By Mark Heaney
When it comes to the English language, we all make mistakes. It can be good fun though.
Ever been listening to a song you’ve heard a million times or more, and the penny will finally drop, they’re not saying “I’ll love you til the end” but rather “I hate you and your friends”? A slight exaggeration perhaps, but I have often run into difficulties when it comes to deciphering song lyrics. Liam Gallagher’s sneering vocals or the inebriated snarl of The Pogues’ Shane McGowan have often had me running for the CD sleeve or for Whataretheyonabout.com for the lyrics to find out, well, what they are on about.
Seemingly, I am not alone. People have historically misheard all types of highly improbable declarations: Creedence Clearwater Revival speaking of a bathroom on the right (“There’s a bad moon on the rise”); The Stone Roses’ Ian Brown wanting to be a dog, or a door (“I wanna be adored”); Jimi Hendrix politely asking to be excused while he kisses some guy (“Excuse me while I kiss the sky”), and Whitney Houston declaring herself to be Henry Walnut (“I’m every woman”). Now I can’t see why Whitney Houston would have wanted to let people know that she was in fact Henry Walnut, whoever he may be, but my friend did, and despite my protestations, refused to hear anything to the contrary.
Such mishearings and misinterpretations of lines in a poem or lyrics in a song were coined mondegreens by American writer Sylvia Wright in 1954. As a young girl, she had misheard a line from a 17th-century ballad, hearing “They hae slain the Earl O’ Moray, And Lady Mondegreen” instead of the actual last line “And laid him on the green.” Likewise, other misinterpretations have their own coinages.
It always makes me laugh to hear my mum refer to her recent forgetfulness as ‘Oultimers disease’, the Irish variant of “Oldtimers disease” and of course the misheard version of the very real illness, Alzheimer’s disease. What I didn’t know until recently was that this was called an eggcorn, the substitution of a word or phrase for another that sounds similar but where the substitution has some logic behind it. The term “eggcorn” itself came from one woman’s misunderstanding of “acorn” (granted, it does look a bit eggy) and the term has come to be used for all such substitutions, such as “ex-patriot” (instead of “expatriate”) and “shoe-in” (as opposed to the correct “shoo-in”).
Conversely, malapropisms are substitutions that come from a mishearing but where the resultant phrase does not make any sense – although it will generally make people laugh. Think Del Boy of Only Fools and Horses declaring it was “good to be back on the old terracotta” and not “terra firma” and you get an idea of the comedy potential.
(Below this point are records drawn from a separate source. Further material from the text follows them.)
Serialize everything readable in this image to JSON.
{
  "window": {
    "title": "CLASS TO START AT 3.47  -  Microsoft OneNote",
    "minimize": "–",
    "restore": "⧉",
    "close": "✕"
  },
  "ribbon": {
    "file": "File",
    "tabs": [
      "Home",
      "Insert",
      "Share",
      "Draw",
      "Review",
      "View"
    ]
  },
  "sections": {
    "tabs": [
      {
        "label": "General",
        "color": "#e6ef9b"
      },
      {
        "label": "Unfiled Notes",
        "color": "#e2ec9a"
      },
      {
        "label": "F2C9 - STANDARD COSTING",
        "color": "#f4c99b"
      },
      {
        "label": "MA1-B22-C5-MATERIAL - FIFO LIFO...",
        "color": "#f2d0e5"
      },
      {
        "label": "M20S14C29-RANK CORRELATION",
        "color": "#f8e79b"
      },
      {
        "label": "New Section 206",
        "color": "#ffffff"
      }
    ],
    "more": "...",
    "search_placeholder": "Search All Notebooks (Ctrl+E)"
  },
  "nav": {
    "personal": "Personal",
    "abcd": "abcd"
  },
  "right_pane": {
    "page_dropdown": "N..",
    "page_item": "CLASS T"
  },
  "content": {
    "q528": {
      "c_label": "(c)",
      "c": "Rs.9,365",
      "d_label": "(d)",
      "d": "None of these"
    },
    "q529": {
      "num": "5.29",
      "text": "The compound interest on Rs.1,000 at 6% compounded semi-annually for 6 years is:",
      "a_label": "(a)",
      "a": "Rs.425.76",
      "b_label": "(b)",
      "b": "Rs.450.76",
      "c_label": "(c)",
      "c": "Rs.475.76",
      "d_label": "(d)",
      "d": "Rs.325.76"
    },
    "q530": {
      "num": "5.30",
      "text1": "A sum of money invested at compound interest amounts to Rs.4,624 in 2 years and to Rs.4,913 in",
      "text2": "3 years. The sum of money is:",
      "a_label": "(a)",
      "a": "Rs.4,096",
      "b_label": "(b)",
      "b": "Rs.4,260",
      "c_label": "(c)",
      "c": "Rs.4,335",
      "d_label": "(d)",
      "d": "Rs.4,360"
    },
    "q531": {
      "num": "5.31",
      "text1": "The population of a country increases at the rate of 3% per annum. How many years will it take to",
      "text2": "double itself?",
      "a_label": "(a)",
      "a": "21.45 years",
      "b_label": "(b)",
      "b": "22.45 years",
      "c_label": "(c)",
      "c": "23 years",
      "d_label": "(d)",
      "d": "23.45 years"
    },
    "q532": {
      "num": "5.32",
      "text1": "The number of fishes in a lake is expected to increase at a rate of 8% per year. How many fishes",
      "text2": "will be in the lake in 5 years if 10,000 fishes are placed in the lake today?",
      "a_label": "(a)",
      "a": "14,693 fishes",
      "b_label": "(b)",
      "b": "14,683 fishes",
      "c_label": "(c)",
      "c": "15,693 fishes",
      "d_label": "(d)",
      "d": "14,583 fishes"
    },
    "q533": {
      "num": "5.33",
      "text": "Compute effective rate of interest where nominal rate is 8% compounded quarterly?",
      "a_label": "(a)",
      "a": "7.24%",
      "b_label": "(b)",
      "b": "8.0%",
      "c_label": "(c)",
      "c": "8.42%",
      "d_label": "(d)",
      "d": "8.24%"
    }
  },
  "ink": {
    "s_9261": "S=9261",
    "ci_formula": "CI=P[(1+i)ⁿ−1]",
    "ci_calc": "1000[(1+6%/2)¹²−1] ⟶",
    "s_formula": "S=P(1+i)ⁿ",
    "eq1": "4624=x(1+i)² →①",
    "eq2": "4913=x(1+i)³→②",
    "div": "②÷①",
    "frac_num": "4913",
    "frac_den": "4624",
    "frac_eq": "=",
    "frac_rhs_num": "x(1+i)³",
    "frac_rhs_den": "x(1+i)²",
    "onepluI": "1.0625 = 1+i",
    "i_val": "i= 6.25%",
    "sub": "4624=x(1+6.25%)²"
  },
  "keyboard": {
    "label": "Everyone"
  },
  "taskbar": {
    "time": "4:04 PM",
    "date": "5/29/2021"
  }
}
Meanwhile, Folk etymology refers to popularly held assumptions and beliefs about the origin of a word or phrase, assumptions that are based on common sense but which often prove to be false and enter into the lexicon in any case. Examples include the use of “chaise lounge” (a chair for your living room) which comes from the original “chaise longue” meaning “long chair”, and “butt-naked”, which again makes sense but which actually comes from “buck-naked” as in the buck of the deer and later Indian brave varieties.
Lastly, and my own personal favourite, spoonerisms are the mixing up of the consonants and/ or vowels in words and named after an English reverend who suffered from this comic affliction. Perhaps the most famous example is the ingenious “I’d rather have a bottle in front of me than a frontal lobotomy”. Whether accidental tips of the slongue – sorry, slips of the tongue – or intentional plays on words, they are ripe comedy fodder.
Who’d have thought that making mistakes could have such comedy potential? A bit like seeing somebody fall over, only doing so with words.